In this episode I talk with Simon Thompson. We cover a broad range of topics from a history of functional programming from the 1980s, to his involvement with Haskell, teaching Haskell and Erlang, the functional programming hype cycle, recent and future work, and much, much more.
Our Guest, Simon Thompson
EuroClojure is coming up in Bratislava, Slovakia from October 25-26. Visit http://euroclojure.org/ to find out more, register, or sign up for their mailing list.
The 2016 edition of ScalaIO will take place in Lyon, France, on 27th and 28th of October. Visit http://scala.io/ for more information and to register.
CodeMesh is taking place the 3rd and 4th of November with tutorials on the 2nd of November. Tickets are available now, but they are going fast. Visit codemesh.io to register and submit your talk.
Scala Wave is coming up on the 25th and 26th of November in Gdańsk, Poland. Visit http://www.scalawave.io/ to find out more and sign up for their newsletter for updates.
Destination Code, a new unconference starting in Utah, is having its inaugural event this December. Visit http://www.destination.codes/ to find out more.
The 2016 Clojure Conj will be taking place in Austin, TX on December 1st – 3rd. Visit http://2016.clojure-conj.org for more information and to register.

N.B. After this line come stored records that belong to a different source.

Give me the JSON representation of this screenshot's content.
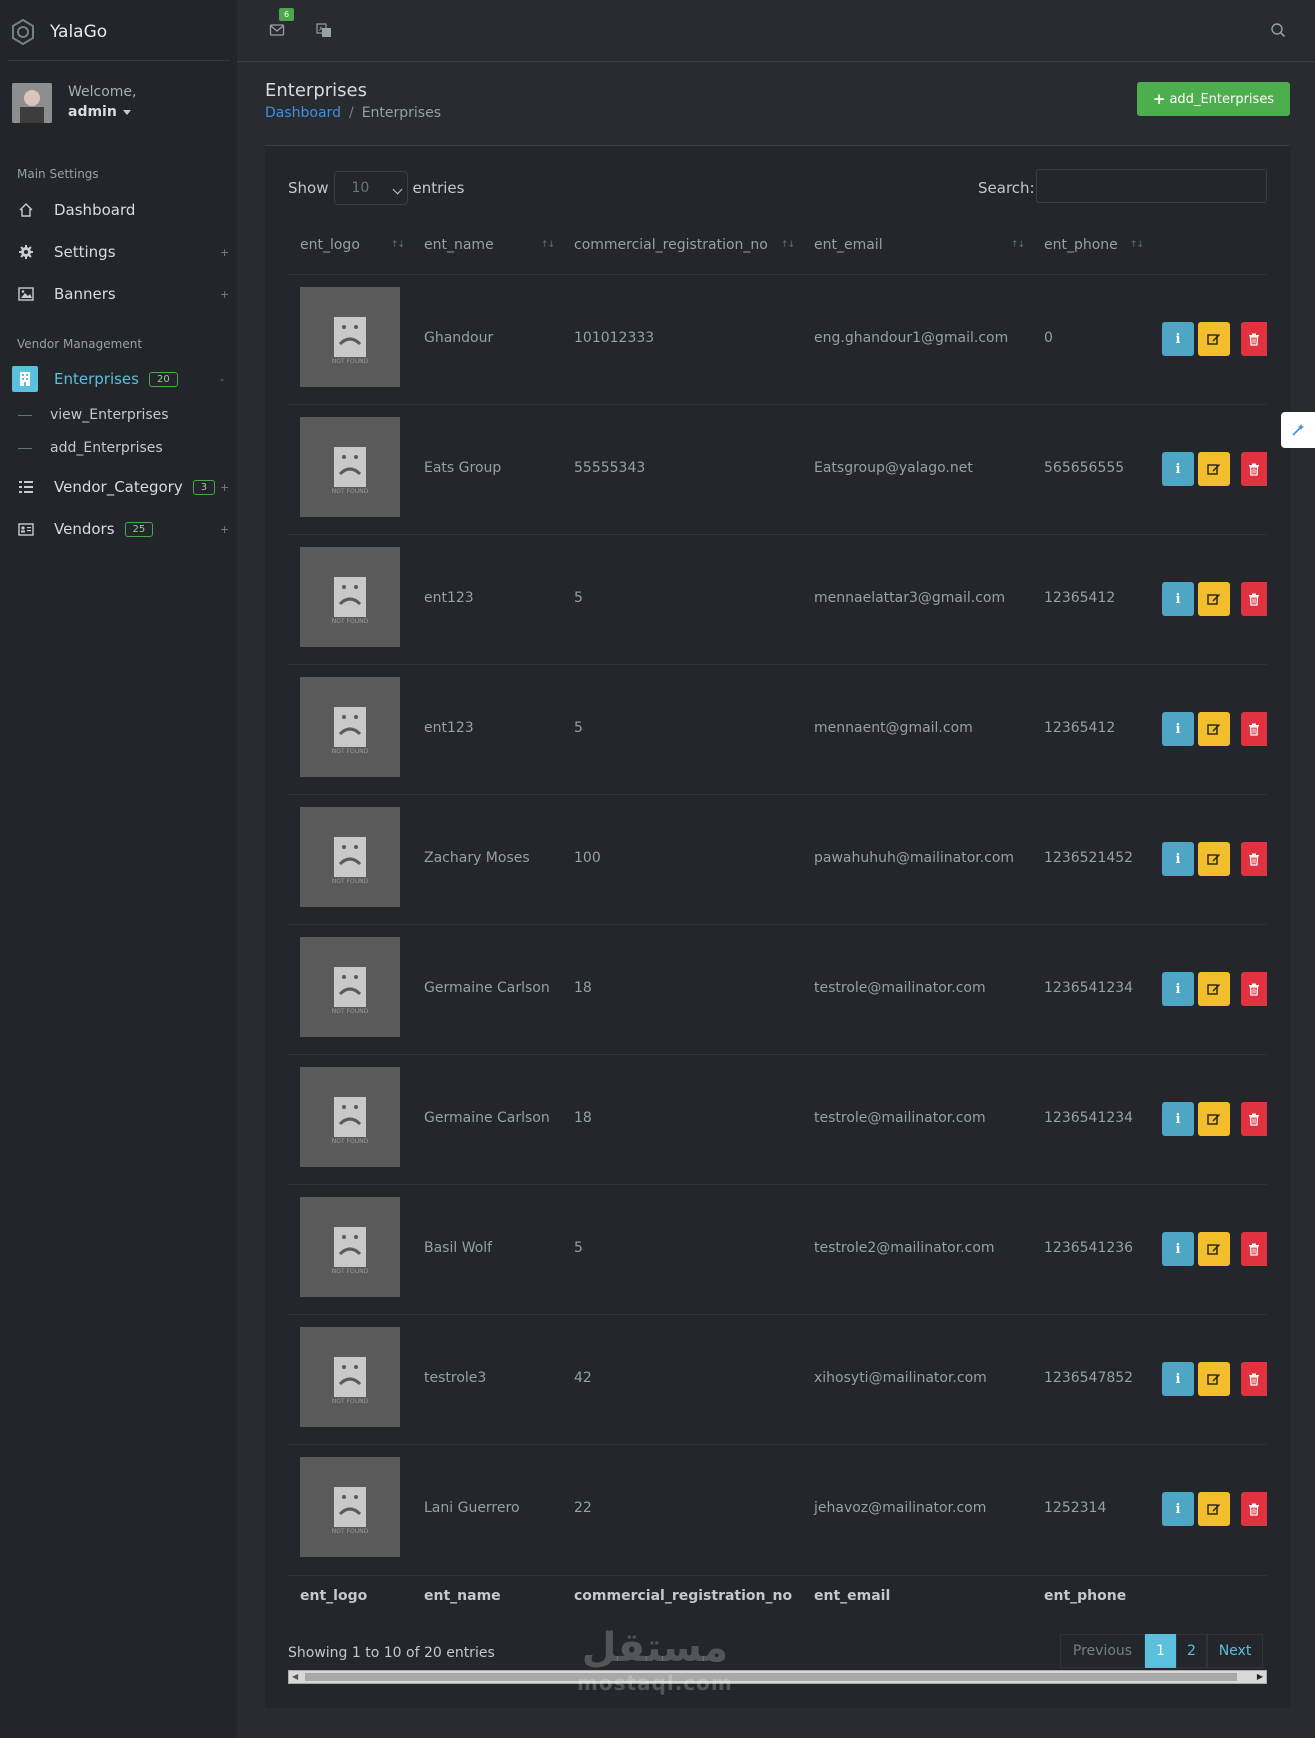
{
  "app": {
    "name": "YalaGo"
  },
  "profile": {
    "welcome": "Welcome,",
    "username": "admin"
  },
  "sidebar": {
    "sections": [
      {
        "title": "Main Settings"
      },
      {
        "title": "Vendor Management"
      }
    ],
    "items": [
      {
        "label": "Dashboard",
        "icon": "home-icon"
      },
      {
        "label": "Settings",
        "icon": "gear-icon",
        "toggle": "+"
      },
      {
        "label": "Banners",
        "icon": "image-icon",
        "toggle": "+"
      },
      {
        "label": "Enterprises",
        "icon": "building-icon",
        "badge": "20",
        "toggle": "-"
      },
      {
        "label": "Vendor_Category",
        "icon": "list-icon",
        "badge": "3",
        "toggle": "+"
      },
      {
        "label": "Vendors",
        "icon": "id-card-icon",
        "badge": "25",
        "toggle": "+"
      }
    ],
    "subitems": [
      {
        "label": "view_Enterprises"
      },
      {
        "label": "add_Enterprises"
      }
    ]
  },
  "topbar": {
    "mail_badge": "6"
  },
  "page": {
    "title": "Enterprises",
    "breadcrumb_home": "Dashboard",
    "breadcrumb_sep": "/",
    "breadcrumb_current": "Enterprises",
    "add_button": "add_Enterprises"
  },
  "table": {
    "show_label": "Show",
    "entries_value": "10",
    "entries_label": "entries",
    "search_label": "Search:",
    "columns": [
      "ent_logo",
      "ent_name",
      "commercial_registration_no",
      "ent_email",
      "ent_phone"
    ],
    "rows": [
      {
        "name": "Ghandour",
        "reg": "101012333",
        "email": "eng.ghandour1@gmail.com",
        "phone": "0"
      },
      {
        "name": "Eats Group",
        "reg": "55555343",
        "email": "Eatsgroup@yalago.net",
        "phone": "565656555"
      },
      {
        "name": "ent123",
        "reg": "5",
        "email": "mennaelattar3@gmail.com",
        "phone": "12365412"
      },
      {
        "name": "ent123",
        "reg": "5",
        "email": "mennaent@gmail.com",
        "phone": "12365412"
      },
      {
        "name": "Zachary Moses",
        "reg": "100",
        "email": "pawahuhuh@mailinator.com",
        "phone": "1236521452"
      },
      {
        "name": "Germaine Carlson",
        "reg": "18",
        "email": "testrole@mailinator.com",
        "phone": "1236541234"
      },
      {
        "name": "Germaine Carlson",
        "reg": "18",
        "email": "testrole@mailinator.com",
        "phone": "1236541234"
      },
      {
        "name": "Basil Wolf",
        "reg": "5",
        "email": "testrole2@mailinator.com",
        "phone": "1236541236"
      },
      {
        "name": "testrole3",
        "reg": "42",
        "email": "xihosyti@mailinator.com",
        "phone": "1236547852"
      },
      {
        "name": "Lani Guerrero",
        "reg": "22",
        "email": "jehavoz@mailinator.com",
        "phone": "1252314"
      }
    ],
    "logo_placeholder_text": "NOT FOUND",
    "info": "Showing 1 to 10 of 20 entries",
    "pagination": {
      "previous": "Previous",
      "pages": [
        "1",
        "2"
      ],
      "next": "Next"
    }
  },
  "watermark": {
    "arabic": "مستقل",
    "latin": "mostaql.com"
  },
  "colors": {
    "success": "#4cae4c",
    "info": "#4fa5c4",
    "warning": "#f3be2c",
    "danger": "#e0333f",
    "accent": "#5bc0de",
    "link": "#3f8fe0"
  }
}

Lambda Days will be taking place again on the 9th and 10th of February 2017. Visit www.lambdadays.org to submit your talk and keep updated as more information becomes available.
ClojureD will be taking place on the 25th of February, 2017, in Berlin, Germany. Visit www.clojured.de to submit your talk, get tickets and keep updated as more information becomes available.
If you have a conference related to functional programming, contact me, and I will be happy to announce it.
About Professor Thompson
University of Kent
Overview of Functional Programming in the 1980’s
Functional Programming and its Applications: An Advanced Course by Peter Henderson, David Turner, and John Darlington
SASL – Saint Andrew’s Static Language
KRC – Kent Recursive Calculator
Functional Programming and Computer Architecture conference
“Revolutionary new architectures that only functional programming languages would work with”
David Turner saying “I am sure by 2000, mathematicians will use automated proof as a matter of course”
Simon Peyton Jones
What Professor Thompson worked on in Haskell
Haskell: The Craft of Functional Programming
Type Theory and Functional Programming [pdf]
Work on input in Miranda as streams of Input and Output
Year of Programming
Input/Output as combinators which became the precursor to monads
Interactive functional programs: a method and a formal semantics
Turning Haskell programs into logical formulas
Ericsson and Erlang
Open Source strengthening Haskell and Erlang
View of the recent hype cycle of functional programming
“People are so scared to program Java on a 100-core machine, they haven’t come into the mainstream”
Seeing the change in jobs doing functional programming
Professor Thompson’s work over the past 10 years
Randomly generate programs and randomly apply refactorings
Z3 SMT solver
Prove refactoring in CakeML
Creating a DSL for scripting refactorings
Overview of differences between Haskell and Erlang
Laziness in Haskell
Differences between the size of the languages
Simulating a dependency typed language in Haskell
Differences in the rates of release in new versions of the languages
Central place to have a place to upload and download software libraries
Differences between first exposures to Erlang and Haskell for students
Erlang is more approachable due to smaller syntax
Notation for lists in Erlang is a stumbling block for students
Erlang’s weak types as a weakness for beginners
Complexity of Type System in Haskell and errors for beginners
Benefit of simple syntax and concurrency story for beginners in Erlang
Haskell as a laboratory for concurrency ideas
Thoughts on teaching students functional programming ideas
Erlang MOOC preliminary launch
Erlang MOOC to be coming in Spring 2017
Threads vs Processes in Erlang for experienced programmers
“Let the concurrency in the program mirror the concurrency in the real world”
“It would be lovely to do some work […] to validate these claims”
Importance of bottom up development of learning materials
Peter Landin Semantic Seminar
Erlang MOOC composed of two “mini-MOOCs”
“Give it a try”
“Different languages have different things to offer”
As always, a giant Thank You goes to David Belcher for the logo design.